Helen Goh's blood orange portokalopita

Bread-and-butter pudding  meets flourless orange cake.
Bread-and-butter pudding meets flourless orange cake. Photo: William Meppem

This beautiful and unusual cake was introduced to me by my friend Kathy Tsaples, who owns a wonderful deli called Sweet Greek at Melbourne's Prahran Market. The filo pastry is left to dry out the day before, then shredded and soaked in a deliciously fragrant custard made with pureed boiled orange, yoghurt and cream. As it comes out of the oven, it is doused with a spiced sugar syrup.

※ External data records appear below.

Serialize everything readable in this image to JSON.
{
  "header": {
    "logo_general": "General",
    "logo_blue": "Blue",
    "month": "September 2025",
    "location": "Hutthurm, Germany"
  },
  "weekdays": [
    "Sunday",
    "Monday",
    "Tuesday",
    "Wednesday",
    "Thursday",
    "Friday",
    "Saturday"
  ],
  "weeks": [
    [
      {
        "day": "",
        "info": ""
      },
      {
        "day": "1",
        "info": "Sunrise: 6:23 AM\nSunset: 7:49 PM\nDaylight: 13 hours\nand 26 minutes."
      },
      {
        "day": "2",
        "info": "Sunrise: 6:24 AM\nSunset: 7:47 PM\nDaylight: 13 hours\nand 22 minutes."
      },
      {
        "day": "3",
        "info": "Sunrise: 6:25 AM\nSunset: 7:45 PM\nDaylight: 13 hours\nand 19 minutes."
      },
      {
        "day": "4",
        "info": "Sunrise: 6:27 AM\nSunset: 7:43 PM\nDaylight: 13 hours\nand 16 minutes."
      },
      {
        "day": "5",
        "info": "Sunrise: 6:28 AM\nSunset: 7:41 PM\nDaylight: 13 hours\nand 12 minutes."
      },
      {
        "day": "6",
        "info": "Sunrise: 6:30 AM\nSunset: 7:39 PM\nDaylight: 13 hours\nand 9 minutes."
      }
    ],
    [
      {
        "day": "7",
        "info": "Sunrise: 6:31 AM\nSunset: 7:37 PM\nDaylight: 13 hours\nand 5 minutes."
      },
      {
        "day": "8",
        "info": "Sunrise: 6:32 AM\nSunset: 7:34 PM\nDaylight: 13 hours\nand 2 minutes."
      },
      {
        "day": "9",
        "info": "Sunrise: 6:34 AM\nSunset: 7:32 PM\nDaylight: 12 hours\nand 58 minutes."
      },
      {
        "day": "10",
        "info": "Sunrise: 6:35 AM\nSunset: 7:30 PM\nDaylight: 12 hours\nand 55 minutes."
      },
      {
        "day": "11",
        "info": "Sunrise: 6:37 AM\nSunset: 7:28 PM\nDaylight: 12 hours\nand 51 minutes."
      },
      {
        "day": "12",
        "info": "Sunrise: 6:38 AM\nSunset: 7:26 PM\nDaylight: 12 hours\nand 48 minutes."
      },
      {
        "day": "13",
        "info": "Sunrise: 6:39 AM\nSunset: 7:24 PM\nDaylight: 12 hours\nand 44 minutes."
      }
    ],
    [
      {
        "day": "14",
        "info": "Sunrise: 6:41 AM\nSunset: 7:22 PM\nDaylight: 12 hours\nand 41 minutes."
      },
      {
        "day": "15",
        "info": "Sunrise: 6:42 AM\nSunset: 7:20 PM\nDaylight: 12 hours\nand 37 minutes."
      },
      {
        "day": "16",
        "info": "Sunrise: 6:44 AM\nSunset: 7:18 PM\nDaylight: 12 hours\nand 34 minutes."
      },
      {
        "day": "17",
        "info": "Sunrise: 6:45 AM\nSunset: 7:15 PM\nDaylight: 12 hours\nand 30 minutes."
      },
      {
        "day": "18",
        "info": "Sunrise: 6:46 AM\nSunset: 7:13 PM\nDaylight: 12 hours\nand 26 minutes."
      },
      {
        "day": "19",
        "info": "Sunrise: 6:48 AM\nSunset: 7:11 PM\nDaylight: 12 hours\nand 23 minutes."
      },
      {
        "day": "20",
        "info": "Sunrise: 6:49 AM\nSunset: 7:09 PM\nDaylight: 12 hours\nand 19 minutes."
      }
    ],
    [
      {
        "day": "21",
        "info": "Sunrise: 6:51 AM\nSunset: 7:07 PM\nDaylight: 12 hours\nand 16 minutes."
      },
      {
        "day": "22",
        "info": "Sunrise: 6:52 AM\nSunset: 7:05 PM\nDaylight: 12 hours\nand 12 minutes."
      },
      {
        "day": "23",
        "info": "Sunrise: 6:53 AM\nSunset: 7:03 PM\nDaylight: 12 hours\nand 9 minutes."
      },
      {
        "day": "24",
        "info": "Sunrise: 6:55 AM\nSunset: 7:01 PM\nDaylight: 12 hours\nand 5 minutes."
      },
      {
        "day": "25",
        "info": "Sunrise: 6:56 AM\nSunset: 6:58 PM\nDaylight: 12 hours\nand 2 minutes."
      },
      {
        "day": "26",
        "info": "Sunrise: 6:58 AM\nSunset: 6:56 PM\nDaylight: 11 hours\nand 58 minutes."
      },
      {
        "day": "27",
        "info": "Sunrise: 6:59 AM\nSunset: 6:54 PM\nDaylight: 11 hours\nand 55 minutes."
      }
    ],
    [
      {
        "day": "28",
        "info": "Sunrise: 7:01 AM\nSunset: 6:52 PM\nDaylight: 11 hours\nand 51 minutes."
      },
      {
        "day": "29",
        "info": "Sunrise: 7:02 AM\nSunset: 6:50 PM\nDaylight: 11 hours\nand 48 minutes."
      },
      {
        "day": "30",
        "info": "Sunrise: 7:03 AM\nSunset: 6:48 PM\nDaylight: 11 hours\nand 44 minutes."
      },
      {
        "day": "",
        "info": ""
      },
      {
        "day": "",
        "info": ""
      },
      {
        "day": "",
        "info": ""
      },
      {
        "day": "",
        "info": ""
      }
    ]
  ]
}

The result lands somewhere between a bread-and-butter pudding and flourless orange cake.


275g filo pastry

3 blood oranges (one for boiling, one for juice and zest, one for slicing)

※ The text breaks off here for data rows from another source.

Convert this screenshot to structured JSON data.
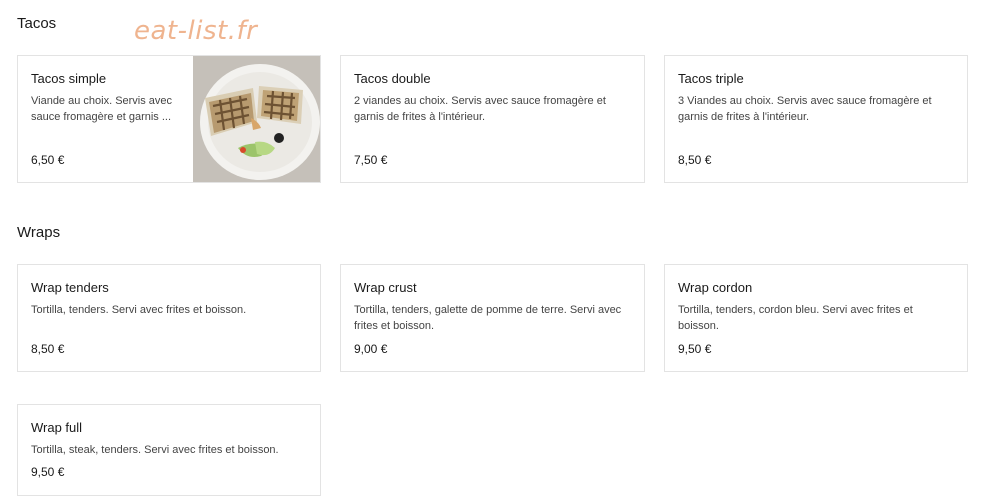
{
  "watermark": "eat-list.fr",
  "sections": [
    {
      "title": "Tacos",
      "items": [
        {
          "name": "Tacos simple",
          "desc": "Viande au choix. Servis avec sauce fromagère et garnis ...",
          "price": "6,50 €"
        },
        {
          "name": "Tacos double",
          "desc": "2 viandes au choix. Servis avec sauce fromagère et garnis de frites à l'intérieur.",
          "price": "7,50 €"
        },
        {
          "name": "Tacos triple",
          "desc": "3 Viandes au choix. Servis avec sauce fromagère et garnis de frites à l'intérieur.",
          "price": "8,50 €"
        }
      ]
    },
    {
      "title": "Wraps",
      "items": [
        {
          "name": "Wrap tenders",
          "desc": "Tortilla, tenders. Servi avec frites et boisson.",
          "price": "8,50 €"
        },
        {
          "name": "Wrap crust",
          "desc": "Tortilla, tenders, galette de pomme de terre. Servi avec frites et boisson.",
          "price": "9,00 €"
        },
        {
          "name": "Wrap cordon",
          "desc": "Tortilla, tenders, cordon bleu. Servi avec frites et boisson.",
          "price": "9,50 €"
        },
        {
          "name": "Wrap full",
          "desc": "Tortilla, steak, tenders. Servi avec frites et boisson.",
          "price": "9,50 €"
        }
      ]
    }
  ]
}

zest of 1 large lemon (reserve the juice for the syrup)

3 eggs

150ml oil (vegetable or canola)

150g caster sugar

120g Greek yoghurt, plus extra for serving

120ml pouring cream

½ tsp vanilla extract

¾ tsp baking powder

½ tsp baking soda

pinch of salt

For the sugar syrup

250g caster sugar

250ml water

juice of 1 lemon

juice of 1 blood orange

1 cinnamon stick

3 whole cloves


1. The day before baking the cake, unwrap the filo and spread out on a large baking tray to dry out, uncovered, for 12-24 hours. Turn the sheets over from time to time to make sure they dry evenly.

2. In the meantime, place one blood orange in a small saucepan and cover with water. Place over high heat and bring to a boil, then turn heat down to medium-low and simmer for one hour. Leave to cool in the water overnight.

3. The next day, slice the boiled orange into quarters and flick out any seeds. Place in the food processor and process to a fine puree. Add the finely grated zest from one of the remaining blood oranges (reserve the juice for the syrup in step 5), the lemon zest, eggs, oil, sugar, yoghurt, cream, vanilla, baking powder, baking soda and salt. Pulse a few times to combine, then pour the mixture into a large bowl.

4. Working in batches, tear or crumble the dried-out filo pastry into pieces and add to the bowl containing the yoghurt and orange mixture. Stir to prevent the sheets of filo from clumping together, then leave to soak for about 30 minutes, stirring from time to time.

5. Prepare the sugar syrup by combining the sugar and water in a medium saucepan and bringing to a boil. When the sugar has dissolved, add the lemon juice, blood orange juice (from the zested orange), cinnamon and cloves. Bring to a boil again, then turn heat down to medium and simmer for 5 minutes. Set aside to cool, then strain into a jug.

6. Preheat oven to 160C fan-forced (180C conventional), then line the base and sides of a 20cm round cake tin with baking paper. Cut the remaining blood orange into 5mm-thick circles and arrange them on the bottom of the prepared cake tin.

7. Stir the soaked-filo mixture, then carefully ladle it into the tin directly over the orange slices. Bake for about 45 minutes or until a skewer inserted into the centre comes out clean. Remove from oven and immediately spoon the syrup all over the top. Allow the cake to absorb the syrup and cool completely before inverting onto a cake plate. Serve with extra yoghurt on the side.

If you like this recipe, try Kathy Tsaples' blood orange cake.